TASK GOAL:
In the entries that follow, find every line containing "icon" and copy it.

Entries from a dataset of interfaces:
((

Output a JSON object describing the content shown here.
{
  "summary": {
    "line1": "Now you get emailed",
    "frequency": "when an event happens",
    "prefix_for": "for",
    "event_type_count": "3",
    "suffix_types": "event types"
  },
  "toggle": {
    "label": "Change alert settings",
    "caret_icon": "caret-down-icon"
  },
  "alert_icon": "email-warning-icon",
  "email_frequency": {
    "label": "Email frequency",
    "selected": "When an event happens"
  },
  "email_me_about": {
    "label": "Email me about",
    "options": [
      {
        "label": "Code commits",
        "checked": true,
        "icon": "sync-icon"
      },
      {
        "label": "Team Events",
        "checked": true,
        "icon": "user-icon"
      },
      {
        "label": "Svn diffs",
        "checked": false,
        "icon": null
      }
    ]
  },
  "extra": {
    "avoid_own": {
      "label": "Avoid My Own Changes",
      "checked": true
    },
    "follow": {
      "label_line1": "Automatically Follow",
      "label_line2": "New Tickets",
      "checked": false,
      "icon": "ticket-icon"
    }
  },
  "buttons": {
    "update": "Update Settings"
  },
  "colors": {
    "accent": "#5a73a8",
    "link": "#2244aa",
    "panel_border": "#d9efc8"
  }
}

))

YOUR SOLUTION:
    "caret_icon": "caret-down-icon"
  "alert_icon": "email-warning-icon",
        "icon": "sync-icon"
        "icon": "user-icon"
        "icon": null
      "icon": "ticket-icon"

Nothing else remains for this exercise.